The collection's foundation is without a doubt "Emotionless," the Side-A work of art wherein Drake promptly requests that you don't interface him whatever the hellfire it is you're perusing about him. (He's Done, recollect?) The tune later gets to a long spell where he mourns the route individuals around him utilize online networking. Individuals "[scroll] through life fishin' for commend," outsiders shade him however wind up being "underage" and "alone and anxious," yet above all else, individuals always do things that he doesn't comprehend on the web. Here's Drake:

"Take a gander at the manner in which that we live," he argues, before dropping a chatter sensation. Following quite a while of getting broiled online in the wake of Pusha T's diss track, "The Story of Adidon," in which the G.O.O.D. Music rapper asserted that Drake had a mystery tyke, Drake straight-up pronounces that wasn't the situation by any stretch of the imagination: "I wasn't hidin' my child from the world/I was hidin' the world from my child," he says. His hint? The manner in which we respect each other online is ugly to the point, that he thought that it was smarter to ward off his child from the spotlight than to drag him into a computerized world that he abhors.

What's changed? All things considered, any individual who is Extremely Online likely as of now has a day by day petition that adds up to "don't @ me," similarly that Drake doesn't need you to connect him to anything. On the web, and particularly in this news cycle, each and every day feels like a whole year now. Creator Mary H.K. Choi caught this estimation consummately in a tweet prior today: "hello there key feel like we will achieve the finish of the web and begin demonstrating that red stripe that receipt rolls get." On Scorpion, Drake is simply making up for lost time with whatever remains of us.

All things being equal, for Drake, these episodes — the Pusha T standoff, the excessively long collection, his deficiencies as a parent — aren't precisely a disappointment. Taking some Ls prompts a greater win, however it is an unexpected one. Sparing his Pusha T reaction for the collection implies we're tuning in to everything, taking notes, enjoying his history as though it were an other reality diversion. Who is Drake discussing? What's he alluding to here? In the event that you need to get the receipts, you'll need to go on the web and Google them. As much as he loathes it, the web is Drake's war zone.

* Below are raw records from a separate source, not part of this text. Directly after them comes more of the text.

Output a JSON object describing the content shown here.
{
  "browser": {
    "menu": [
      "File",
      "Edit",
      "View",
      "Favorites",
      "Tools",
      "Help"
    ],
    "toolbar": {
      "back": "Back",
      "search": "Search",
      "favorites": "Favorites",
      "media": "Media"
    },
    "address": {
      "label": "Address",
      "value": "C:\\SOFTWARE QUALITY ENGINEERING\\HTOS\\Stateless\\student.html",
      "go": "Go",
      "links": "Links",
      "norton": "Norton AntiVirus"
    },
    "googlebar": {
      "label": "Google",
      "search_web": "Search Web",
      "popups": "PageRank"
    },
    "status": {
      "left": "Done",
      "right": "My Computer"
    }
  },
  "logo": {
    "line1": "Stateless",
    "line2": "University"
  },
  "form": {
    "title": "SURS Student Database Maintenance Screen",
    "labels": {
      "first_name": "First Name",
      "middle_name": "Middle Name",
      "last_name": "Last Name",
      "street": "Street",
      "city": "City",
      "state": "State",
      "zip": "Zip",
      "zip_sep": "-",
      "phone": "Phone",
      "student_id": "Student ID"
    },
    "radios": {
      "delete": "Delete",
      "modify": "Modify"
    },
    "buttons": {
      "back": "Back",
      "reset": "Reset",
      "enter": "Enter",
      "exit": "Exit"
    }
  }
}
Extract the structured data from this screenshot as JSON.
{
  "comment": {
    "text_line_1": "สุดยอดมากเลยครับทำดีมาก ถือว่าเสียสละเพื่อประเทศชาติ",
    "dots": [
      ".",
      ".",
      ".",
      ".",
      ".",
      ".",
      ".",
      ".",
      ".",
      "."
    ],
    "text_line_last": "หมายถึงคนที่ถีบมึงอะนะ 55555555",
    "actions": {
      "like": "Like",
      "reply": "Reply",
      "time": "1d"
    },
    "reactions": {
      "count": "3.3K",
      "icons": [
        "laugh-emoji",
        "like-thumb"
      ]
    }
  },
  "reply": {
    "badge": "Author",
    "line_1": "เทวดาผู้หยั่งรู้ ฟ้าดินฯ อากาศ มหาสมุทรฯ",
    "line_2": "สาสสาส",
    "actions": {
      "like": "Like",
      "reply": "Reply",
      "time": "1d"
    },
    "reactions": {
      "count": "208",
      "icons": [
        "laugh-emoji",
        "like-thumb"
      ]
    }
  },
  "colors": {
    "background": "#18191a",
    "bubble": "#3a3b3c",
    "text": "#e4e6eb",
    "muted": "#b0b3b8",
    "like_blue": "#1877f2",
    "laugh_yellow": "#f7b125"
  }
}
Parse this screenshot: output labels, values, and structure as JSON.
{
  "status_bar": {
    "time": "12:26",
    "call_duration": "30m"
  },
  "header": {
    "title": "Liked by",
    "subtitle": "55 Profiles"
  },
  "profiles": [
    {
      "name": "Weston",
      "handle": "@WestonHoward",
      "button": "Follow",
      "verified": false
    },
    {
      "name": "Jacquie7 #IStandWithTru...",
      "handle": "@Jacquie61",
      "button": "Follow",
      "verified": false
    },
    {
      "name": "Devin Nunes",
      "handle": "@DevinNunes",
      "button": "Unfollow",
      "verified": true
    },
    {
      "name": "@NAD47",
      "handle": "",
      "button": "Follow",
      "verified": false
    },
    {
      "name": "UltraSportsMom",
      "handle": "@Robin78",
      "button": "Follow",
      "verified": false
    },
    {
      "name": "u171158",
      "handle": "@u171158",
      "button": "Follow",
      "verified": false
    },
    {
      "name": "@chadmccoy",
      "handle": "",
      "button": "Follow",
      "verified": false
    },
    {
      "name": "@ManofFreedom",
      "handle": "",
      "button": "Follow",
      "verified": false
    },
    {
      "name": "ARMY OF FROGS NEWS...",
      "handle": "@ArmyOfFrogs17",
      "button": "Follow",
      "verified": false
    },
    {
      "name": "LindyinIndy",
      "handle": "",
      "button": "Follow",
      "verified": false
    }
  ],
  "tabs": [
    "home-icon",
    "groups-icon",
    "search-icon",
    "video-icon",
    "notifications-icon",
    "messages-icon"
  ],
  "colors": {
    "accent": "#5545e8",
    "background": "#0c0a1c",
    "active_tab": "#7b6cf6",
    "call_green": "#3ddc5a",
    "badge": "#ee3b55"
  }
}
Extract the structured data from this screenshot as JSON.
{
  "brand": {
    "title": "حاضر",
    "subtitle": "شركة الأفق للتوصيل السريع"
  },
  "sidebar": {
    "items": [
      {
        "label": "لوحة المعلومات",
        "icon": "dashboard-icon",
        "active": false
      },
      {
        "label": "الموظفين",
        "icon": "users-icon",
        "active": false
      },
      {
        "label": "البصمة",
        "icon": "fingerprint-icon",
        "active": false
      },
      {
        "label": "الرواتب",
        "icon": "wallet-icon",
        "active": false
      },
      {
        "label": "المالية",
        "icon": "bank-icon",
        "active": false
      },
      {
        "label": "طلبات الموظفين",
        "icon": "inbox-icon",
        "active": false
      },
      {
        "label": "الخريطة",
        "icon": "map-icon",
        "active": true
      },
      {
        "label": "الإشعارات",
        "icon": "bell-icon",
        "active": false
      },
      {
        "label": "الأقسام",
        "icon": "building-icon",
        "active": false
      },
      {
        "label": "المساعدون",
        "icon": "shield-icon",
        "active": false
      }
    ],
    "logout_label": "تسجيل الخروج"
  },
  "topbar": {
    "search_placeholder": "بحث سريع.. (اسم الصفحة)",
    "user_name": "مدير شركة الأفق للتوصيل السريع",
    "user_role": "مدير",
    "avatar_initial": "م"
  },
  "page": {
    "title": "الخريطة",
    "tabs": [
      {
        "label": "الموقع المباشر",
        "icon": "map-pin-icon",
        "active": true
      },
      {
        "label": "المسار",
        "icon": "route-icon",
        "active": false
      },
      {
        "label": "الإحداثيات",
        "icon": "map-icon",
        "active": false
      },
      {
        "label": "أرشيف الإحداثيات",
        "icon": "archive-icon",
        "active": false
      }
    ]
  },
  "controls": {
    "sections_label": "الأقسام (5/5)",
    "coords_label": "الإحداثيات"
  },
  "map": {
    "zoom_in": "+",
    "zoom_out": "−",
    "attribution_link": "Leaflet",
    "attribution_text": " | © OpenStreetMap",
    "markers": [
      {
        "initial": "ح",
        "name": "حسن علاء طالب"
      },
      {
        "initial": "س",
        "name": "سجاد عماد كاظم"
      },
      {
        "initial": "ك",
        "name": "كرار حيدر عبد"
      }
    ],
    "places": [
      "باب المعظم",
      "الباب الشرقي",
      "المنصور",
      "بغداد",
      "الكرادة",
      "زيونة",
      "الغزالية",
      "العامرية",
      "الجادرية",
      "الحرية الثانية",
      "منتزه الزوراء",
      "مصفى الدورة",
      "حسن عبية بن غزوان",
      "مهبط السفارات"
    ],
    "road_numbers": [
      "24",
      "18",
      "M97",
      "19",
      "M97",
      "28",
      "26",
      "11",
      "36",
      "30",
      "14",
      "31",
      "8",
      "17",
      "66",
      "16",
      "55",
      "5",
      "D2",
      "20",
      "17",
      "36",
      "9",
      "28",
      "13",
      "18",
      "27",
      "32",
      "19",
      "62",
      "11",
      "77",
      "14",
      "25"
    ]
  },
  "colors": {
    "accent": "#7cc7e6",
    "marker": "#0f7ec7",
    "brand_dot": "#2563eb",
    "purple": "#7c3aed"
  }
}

More than anything, however, it feels like Drake is pondering the truth that the accounts he's told about himself aren't exactly valid. After endless melodies touting his bachelordom and the world's failure to secure him, the fantasy that is Drake is beginning to disintegrate. He has a child. He can lose a rap fight: Pusha ensured it. What's more, perhaps, for all his mark contemplation crosswise over different collections, Drake doesn't know as much as he figured he did about families:

Do I trust him? No. Regardless of his endeavors despite what might be expected here, regardless he seems like a bum father who doesn't set aside a few minutes for his child. In any case, Drake clearly trusts Drake. That is the reason he continues rebuking internet based life for such huge numbers of the things that turn out badly in his life. He's ragged down in view of popular sentiment, particularly after the bits of gossip about his child ("My remark segment killin' me"), web based life posts from sweethearts end ineffectively ("significant trouble begins to rise to the surface in my writings"), individuals utilize him for clout ("I don't give it a second thought, I require a photograph with Drake in light of the fact that my Instagram is feeble as fuck"). Drake's dependably been a touchy man, however his tension has never been explicit to the point that he'd discharge a tune on which he always shouts, "I'm disturbed!"

You feel this irritation while tuning in to the twofold collection, which, at 25 tunes and 89 minutes in length, winds up feeling like work. It isn't so much that the record is terrible; there's simply such an extensive amount it, and Drake sounds capital-D Done all through. Swimming through it craves perusing a winding YouTube vlog, or an as well uncovering Tumblr post that, in spite of its flaws, still charms you at any rate. More than once, he ponders whether he may just get his due after he's dead. More than once, he doubts who his companions are and what darlings need from him. A significant part of the show he portrays spreads out on the web—and that is the issue.